#### TASK GOAL:
Restate each of the lines below word for word and drop every picture.

--- SUPPLIED INFORMATION Enclosed Below ---

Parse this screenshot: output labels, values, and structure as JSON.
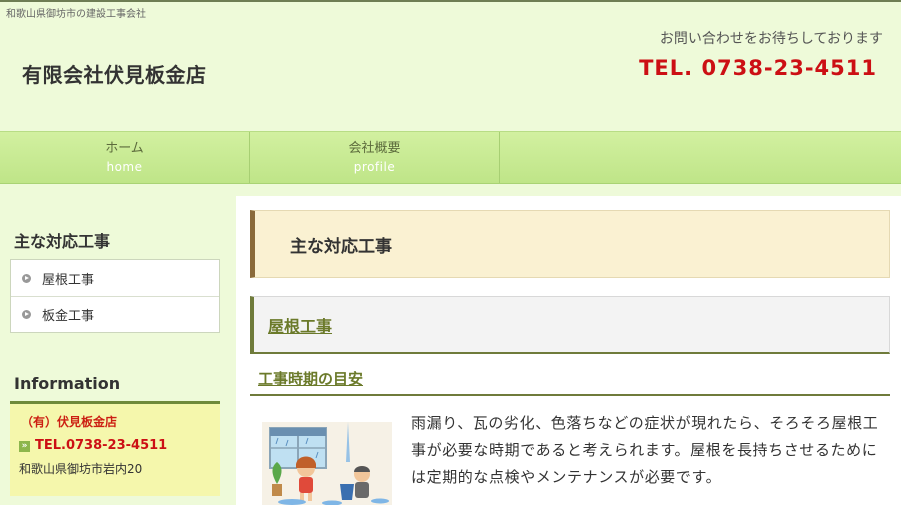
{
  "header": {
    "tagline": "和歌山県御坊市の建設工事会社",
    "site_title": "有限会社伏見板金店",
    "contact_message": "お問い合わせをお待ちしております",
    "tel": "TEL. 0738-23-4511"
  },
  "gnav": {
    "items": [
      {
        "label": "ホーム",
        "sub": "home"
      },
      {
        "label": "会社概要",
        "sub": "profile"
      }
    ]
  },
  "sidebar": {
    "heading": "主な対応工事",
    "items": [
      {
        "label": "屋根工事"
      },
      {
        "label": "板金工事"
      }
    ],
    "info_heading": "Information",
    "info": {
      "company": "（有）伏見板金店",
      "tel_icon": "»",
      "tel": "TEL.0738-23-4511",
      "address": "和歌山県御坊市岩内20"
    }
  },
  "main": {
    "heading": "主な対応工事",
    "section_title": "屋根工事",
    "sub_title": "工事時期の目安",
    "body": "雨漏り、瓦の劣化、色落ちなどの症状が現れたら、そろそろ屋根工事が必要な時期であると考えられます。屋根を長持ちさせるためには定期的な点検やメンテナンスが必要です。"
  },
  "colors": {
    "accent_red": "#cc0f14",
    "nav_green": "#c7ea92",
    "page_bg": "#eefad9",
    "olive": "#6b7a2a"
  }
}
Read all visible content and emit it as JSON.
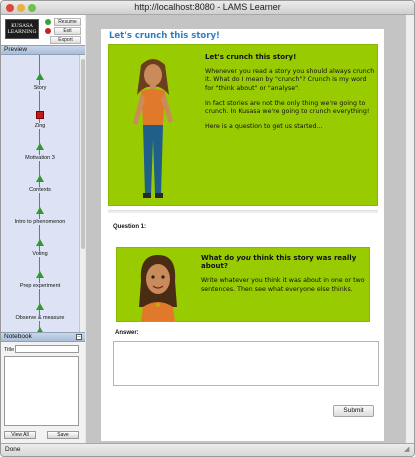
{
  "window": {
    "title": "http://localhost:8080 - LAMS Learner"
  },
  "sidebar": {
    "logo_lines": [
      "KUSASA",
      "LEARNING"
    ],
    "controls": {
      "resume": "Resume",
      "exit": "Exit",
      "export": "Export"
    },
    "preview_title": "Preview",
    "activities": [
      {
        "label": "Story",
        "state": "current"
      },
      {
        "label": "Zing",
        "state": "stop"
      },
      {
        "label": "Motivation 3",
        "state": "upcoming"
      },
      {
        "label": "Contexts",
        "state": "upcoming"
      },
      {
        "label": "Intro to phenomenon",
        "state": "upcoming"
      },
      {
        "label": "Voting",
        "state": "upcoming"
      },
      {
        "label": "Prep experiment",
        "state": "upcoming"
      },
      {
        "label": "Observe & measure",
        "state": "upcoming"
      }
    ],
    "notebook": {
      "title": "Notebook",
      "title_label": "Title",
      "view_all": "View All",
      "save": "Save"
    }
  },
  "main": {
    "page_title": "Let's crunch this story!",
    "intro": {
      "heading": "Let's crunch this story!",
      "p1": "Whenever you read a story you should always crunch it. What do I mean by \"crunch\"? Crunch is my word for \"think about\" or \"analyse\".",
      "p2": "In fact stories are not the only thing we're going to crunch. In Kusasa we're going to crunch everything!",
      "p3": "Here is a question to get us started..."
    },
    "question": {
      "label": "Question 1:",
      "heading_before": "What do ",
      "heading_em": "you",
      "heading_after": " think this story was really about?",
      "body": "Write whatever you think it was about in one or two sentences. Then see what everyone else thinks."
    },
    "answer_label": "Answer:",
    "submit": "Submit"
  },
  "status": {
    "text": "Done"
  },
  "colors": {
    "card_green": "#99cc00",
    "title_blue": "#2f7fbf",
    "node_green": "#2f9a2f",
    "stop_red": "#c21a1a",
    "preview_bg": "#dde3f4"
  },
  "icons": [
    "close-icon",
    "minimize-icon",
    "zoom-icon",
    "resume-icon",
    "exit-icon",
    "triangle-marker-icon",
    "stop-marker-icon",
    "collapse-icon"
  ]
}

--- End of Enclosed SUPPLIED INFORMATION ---

#### TASK OUTPUT:
Parse this screenshot: output labels, values, and structure as JSON.
{
  "header": {
    "tagline": "和歌山県御坊市の建設工事会社",
    "site_title": "有限会社伏見板金店",
    "contact_message": "お問い合わせをお待ちしております",
    "tel": "TEL. 0738-23-4511"
  },
  "gnav": {
    "items": [
      {
        "label": "ホーム",
        "sub": "home"
      },
      {
        "label": "会社概要",
        "sub": "profile"
      }
    ]
  },
  "sidebar": {
    "heading": "主な対応工事",
    "items": [
      {
        "label": "屋根工事"
      },
      {
        "label": "板金工事"
      }
    ],
    "info_heading": "Information",
    "info": {
      "company": "（有）伏見板金店",
      "tel_icon": "»",
      "tel": "TEL.0738-23-4511",
      "address": "和歌山県御坊市岩内20"
    }
  },
  "main": {
    "heading": "主な対応工事",
    "section_title": "屋根工事",
    "sub_title": "工事時期の目安",
    "body": "雨漏り、瓦の劣化、色落ちなどの症状が現れたら、そろそろ屋根工事が必要な時期であると考えられます。屋根を長持ちさせるためには定期的な点検やメンテナンスが必要です。"
  },
  "colors": {
    "accent_red": "#cc0f14",
    "nav_green": "#c7ea92",
    "page_bg": "#eefad9",
    "olive": "#6b7a2a"
  }
}
Read all visible content and emit it as JSON.
{
  "window": {
    "title": "http://localhost:8080 - LAMS Learner"
  },
  "sidebar": {
    "logo_lines": [
      "KUSASA",
      "LEARNING"
    ],
    "controls": {
      "resume": "Resume",
      "exit": "Exit",
      "export": "Export"
    },
    "preview_title": "Preview",
    "activities": [
      {
        "label": "Story",
        "state": "current"
      },
      {
        "label": "Zing",
        "state": "stop"
      },
      {
        "label": "Motivation 3",
        "state": "upcoming"
      },
      {
        "label": "Contexts",
        "state": "upcoming"
      },
      {
        "label": "Intro to phenomenon",
        "state": "upcoming"
      },
      {
        "label": "Voting",
        "state": "upcoming"
      },
      {
        "label": "Prep experiment",
        "state": "upcoming"
      },
      {
        "label": "Observe & measure",
        "state": "upcoming"
      }
    ],
    "notebook": {
      "title": "Notebook",
      "title_label": "Title",
      "view_all": "View All",
      "save": "Save"
    }
  },
  "main": {
    "page_title": "Let's crunch this story!",
    "intro": {
      "heading": "Let's crunch this story!",
      "p1": "Whenever you read a story you should always crunch it. What do I mean by \"crunch\"? Crunch is my word for \"think about\" or \"analyse\".",
      "p2": "In fact stories are not the only thing we're going to crunch. In Kusasa we're going to crunch everything!",
      "p3": "Here is a question to get us started..."
    },
    "question": {
      "label": "Question 1:",
      "heading_before": "What do ",
      "heading_em": "you",
      "heading_after": " think this story was really about?",
      "body": "Write whatever you think it was about in one or two sentences. Then see what everyone else thinks."
    },
    "answer_label": "Answer:",
    "submit": "Submit"
  },
  "status": {
    "text": "Done"
  },
  "colors": {
    "card_green": "#99cc00",
    "title_blue": "#2f7fbf",
    "node_green": "#2f9a2f",
    "stop_red": "#c21a1a",
    "preview_bg": "#dde3f4"
  },
  "icons": [
    "close-icon",
    "minimize-icon",
    "zoom-icon",
    "resume-icon",
    "exit-icon",
    "triangle-marker-icon",
    "stop-marker-icon",
    "collapse-icon"
  ]
}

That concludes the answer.